- Post 27 October 2012
- Last Updated on 01 November 2012
- By Kunle Owojori
The tragedy of the four University of Port-Harcourt students lynched and later set on fire on October 6, 2012 in Aluu, a suburb of Port-Harcourt is one direct consequence of the many ills that afflicts the Nigerian society. Such ills in this case include the abject inefficiency of law enforcement and the collapse of morality in the population. But as simplistic as this may be, an even simpler causative was that out of the tens, perhaps a couple of hundred onlookers (as observed from the youtube video) of that horrific event, not one person stepped up boldly to challenge the evil course and attempted to stop the carnage. Even after the boys have been stripped and beaten to a pulp, and their heads smashed with bricks and other objects – at this point it is conceivable that at least one of them could’ve been saved if they got medical help – not one of the onlookers stepped in and say, enough! Of course we all know the ending, evil had a field day as the dying boys were doused and set on fire through the hands of a few while many more looked on.
Sadly, you can replay this scenario in any part of Nigeria and the odds are that the outcome will likely be the same. From the Nigerian societal perspective, the vast majority of the population is more likely to look the other way or simply ‘mind their own business’ in the face of stark injustice or wrongdoing as long as it doesn’t directly affect them. On the flip side, this onlooker mentality is actually not the norm in many other societies (I don't imply that any one society is perfect)! How did we get here? How did Nigeria become a nation whose soul has been virtually seared, losing its humanity, moral direction, and a basic sense of responsibility? The reality is, at the heart of the nation’s trajectory of decline are a minority of people, albeit a forceful and bold minority. We lost our way because the majority looked the other way for a myriad of reasons, as the few plundered the country and raped our collective conscience. We lost our way because the majority chose to bow down at the altar of fear, power, and material wealth that the evil minority has erected, instead of standing up for the higher values of truth, personal responsibility and social justice, on which decent societies are built.
It is not inconceivable that there’s at least one dissenting voice in Aluu on that fateful day. It is also not inconceivable that if the dissenter had intervened and spoken up with half the boldness of the mob leader, the boys might still be alive today. Who knows, a lone bold dissenting voice could have provided courage to a few other dissenting voices to not remain silent in the face of injustice. Haile Selassie, the former Emperor of Ethiopia said it clearly that, “Throughout history, it has been the inaction of those who could have acted; the indifference of those who should have known better; the silence of the voice of justice when it mattered most; that has made it possible for evil to triumph.” According to Elizabeth Cady Stanton, a reformer and writer who led the 19th Century American women’s rights movement, “The moment we begin to fear the opinions of others and hesitate to tell the truth that is in us, and are silent when we should speak, the divine floods of light and life no longer flow into our souls”.

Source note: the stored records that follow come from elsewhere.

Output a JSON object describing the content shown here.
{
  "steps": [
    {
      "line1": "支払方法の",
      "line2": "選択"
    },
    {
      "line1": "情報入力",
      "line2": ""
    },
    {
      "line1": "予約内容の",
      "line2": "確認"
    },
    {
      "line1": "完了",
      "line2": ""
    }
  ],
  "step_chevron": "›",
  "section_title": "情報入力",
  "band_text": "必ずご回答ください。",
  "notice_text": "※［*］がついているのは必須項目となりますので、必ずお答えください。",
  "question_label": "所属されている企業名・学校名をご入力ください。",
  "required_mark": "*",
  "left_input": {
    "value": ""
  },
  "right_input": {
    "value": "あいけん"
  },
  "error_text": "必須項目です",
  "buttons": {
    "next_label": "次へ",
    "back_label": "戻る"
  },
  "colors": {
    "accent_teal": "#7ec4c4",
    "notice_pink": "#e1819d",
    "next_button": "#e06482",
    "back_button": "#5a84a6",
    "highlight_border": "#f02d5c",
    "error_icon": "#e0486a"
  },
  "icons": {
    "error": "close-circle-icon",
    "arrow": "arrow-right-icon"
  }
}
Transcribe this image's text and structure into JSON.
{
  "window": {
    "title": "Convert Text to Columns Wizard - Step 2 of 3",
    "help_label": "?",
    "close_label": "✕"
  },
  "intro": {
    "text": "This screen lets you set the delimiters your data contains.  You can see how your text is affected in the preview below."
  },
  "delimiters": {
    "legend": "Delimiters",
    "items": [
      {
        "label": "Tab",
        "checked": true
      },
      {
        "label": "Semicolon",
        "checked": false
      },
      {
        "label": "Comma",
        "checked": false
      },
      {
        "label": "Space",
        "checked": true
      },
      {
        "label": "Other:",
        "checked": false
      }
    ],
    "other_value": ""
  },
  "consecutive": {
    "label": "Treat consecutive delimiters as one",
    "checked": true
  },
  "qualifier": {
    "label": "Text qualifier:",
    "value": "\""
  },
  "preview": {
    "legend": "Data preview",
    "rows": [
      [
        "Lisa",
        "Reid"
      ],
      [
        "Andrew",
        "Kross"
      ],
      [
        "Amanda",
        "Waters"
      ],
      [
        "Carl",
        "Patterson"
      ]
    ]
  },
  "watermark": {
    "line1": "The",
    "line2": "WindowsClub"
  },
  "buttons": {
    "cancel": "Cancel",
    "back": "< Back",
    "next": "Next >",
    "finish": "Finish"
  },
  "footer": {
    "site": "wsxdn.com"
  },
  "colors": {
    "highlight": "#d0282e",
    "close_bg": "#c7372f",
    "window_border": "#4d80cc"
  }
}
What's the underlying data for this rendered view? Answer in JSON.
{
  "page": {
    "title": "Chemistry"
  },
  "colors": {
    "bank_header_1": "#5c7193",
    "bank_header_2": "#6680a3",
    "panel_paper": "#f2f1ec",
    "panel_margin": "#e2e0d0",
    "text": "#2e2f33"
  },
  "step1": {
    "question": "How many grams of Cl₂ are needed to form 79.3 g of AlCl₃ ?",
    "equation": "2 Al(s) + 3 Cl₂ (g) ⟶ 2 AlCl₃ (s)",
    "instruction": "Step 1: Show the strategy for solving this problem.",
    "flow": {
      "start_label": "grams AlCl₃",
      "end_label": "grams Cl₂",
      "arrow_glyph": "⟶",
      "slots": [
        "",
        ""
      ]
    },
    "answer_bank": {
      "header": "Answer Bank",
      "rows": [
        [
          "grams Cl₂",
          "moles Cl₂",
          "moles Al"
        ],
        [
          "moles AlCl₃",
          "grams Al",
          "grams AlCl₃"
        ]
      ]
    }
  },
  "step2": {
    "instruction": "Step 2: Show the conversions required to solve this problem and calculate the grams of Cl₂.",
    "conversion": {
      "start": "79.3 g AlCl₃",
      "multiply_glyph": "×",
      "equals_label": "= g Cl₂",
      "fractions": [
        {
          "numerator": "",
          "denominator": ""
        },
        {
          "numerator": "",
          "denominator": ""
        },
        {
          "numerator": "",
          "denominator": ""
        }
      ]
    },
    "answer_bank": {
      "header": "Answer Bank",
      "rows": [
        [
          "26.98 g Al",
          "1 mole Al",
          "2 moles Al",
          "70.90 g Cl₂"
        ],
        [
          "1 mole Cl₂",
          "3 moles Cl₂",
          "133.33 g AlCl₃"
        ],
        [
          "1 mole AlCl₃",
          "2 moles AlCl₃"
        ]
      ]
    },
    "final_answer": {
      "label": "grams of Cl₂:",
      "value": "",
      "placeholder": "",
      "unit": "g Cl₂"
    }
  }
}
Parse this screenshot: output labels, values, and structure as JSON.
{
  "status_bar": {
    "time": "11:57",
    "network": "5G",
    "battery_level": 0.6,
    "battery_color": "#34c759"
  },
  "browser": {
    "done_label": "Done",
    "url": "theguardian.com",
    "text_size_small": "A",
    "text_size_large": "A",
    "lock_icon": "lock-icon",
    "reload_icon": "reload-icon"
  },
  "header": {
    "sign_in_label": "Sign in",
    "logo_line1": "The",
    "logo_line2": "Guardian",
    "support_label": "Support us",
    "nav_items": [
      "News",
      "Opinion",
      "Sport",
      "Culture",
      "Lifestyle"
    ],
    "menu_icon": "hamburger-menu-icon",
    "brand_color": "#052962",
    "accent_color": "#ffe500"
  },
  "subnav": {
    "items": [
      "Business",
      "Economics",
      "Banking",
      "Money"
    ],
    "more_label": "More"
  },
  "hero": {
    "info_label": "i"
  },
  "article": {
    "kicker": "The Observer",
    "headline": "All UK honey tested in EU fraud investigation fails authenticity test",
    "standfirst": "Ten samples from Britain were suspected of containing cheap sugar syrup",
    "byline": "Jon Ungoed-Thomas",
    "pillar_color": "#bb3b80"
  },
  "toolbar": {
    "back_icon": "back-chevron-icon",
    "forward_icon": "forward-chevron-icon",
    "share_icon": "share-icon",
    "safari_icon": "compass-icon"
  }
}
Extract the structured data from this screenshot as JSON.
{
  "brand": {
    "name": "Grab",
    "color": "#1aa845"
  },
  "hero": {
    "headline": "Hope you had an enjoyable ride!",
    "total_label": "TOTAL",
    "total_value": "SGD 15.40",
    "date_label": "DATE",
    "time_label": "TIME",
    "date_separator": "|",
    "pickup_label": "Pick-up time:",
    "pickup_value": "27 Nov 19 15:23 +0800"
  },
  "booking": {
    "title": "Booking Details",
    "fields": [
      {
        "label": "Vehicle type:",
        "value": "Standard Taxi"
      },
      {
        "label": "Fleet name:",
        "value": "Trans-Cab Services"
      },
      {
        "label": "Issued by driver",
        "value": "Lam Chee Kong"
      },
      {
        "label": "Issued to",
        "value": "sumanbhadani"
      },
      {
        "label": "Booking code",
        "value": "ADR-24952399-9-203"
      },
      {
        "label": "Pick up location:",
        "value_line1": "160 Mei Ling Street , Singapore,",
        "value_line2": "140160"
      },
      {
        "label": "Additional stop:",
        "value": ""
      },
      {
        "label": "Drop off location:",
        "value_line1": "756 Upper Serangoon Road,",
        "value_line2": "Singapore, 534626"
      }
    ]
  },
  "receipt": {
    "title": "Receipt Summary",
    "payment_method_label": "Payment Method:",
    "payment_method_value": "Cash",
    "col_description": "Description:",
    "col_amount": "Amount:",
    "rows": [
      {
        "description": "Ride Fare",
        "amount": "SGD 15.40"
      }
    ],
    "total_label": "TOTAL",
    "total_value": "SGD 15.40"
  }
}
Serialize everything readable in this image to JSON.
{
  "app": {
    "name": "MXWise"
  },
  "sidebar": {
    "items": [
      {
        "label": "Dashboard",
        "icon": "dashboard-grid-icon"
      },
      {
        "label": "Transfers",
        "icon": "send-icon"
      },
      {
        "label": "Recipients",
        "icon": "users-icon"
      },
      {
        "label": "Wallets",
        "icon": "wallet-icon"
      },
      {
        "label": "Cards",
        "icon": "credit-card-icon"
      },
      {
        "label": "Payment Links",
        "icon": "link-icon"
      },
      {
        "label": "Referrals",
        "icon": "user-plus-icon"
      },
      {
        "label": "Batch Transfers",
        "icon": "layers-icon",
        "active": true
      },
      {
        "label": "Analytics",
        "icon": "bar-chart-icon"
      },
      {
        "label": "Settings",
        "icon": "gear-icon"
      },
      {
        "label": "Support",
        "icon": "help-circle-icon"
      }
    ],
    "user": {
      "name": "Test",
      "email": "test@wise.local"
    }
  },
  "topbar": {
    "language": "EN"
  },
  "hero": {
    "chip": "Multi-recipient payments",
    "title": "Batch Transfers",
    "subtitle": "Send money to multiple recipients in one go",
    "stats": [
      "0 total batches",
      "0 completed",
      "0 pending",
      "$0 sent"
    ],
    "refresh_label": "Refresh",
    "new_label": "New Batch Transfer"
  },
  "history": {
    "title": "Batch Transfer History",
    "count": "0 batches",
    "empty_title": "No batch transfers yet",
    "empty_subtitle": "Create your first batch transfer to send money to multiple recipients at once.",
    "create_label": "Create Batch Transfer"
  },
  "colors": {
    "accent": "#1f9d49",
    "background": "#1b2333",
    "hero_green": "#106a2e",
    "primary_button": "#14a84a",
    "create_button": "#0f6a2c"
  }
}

Re-awakening our sense of social responsibility is going to take more than the usual retort to ‘what the government needs to do’; it’s going to take us the people resolving to be responsible to one another. To underscore the power of one voice, I’m tempted to appeal to the idealism of many historical figures including Ghandi, Nelson Mandela, and especially Queen Esther in the bible who despite personal peril, stood up, spoke up, and thwarted an evil plan when she risked her own life to reveal to her husband, King Xerxes, wicked Haaman’s strategy to murder the Jews. That one voice saved a nation. The reality is that most of us will never attain the combination of rare courage, clarity of vision, and personal discipline that marked the life of these historical figures. We can however resolve that each one of us will not stand by or look the other way in the face of injustice in our small spheres of life. After all, the only constituent part of any country that has the potential for good or evil is the people. If half of the currently silent majority will stand up and say, “Not on my watch!” to corruption, injustice, and all manners of social vices, it will be a new day in Nigeria.
Our political leaders, if they still care at all for the future of Nigeria, must seek to shift the current trajectory towards citizen-centred leadership and restoring the dignity of the individual. By restoring dignity to the individual, a nation gain more productive and loyal citizens; they in turn create an environment that promotes critical thinking, and a commitment to ethics and good social values. How to restore individual dignity? Well, this is my challenge to the billions-of-naira-and-dollar making/sharing/appropriating Nigerian political class.
Finally to my fellow citizens, don’t sit on your hands and let ungodly influences rule and reign in your street, town, state, and country. Silence is the same as passive agreement. Remember the Aluu 4. Be that voice.
© October 2012. Kunle contributes this article from Calgary, Canada.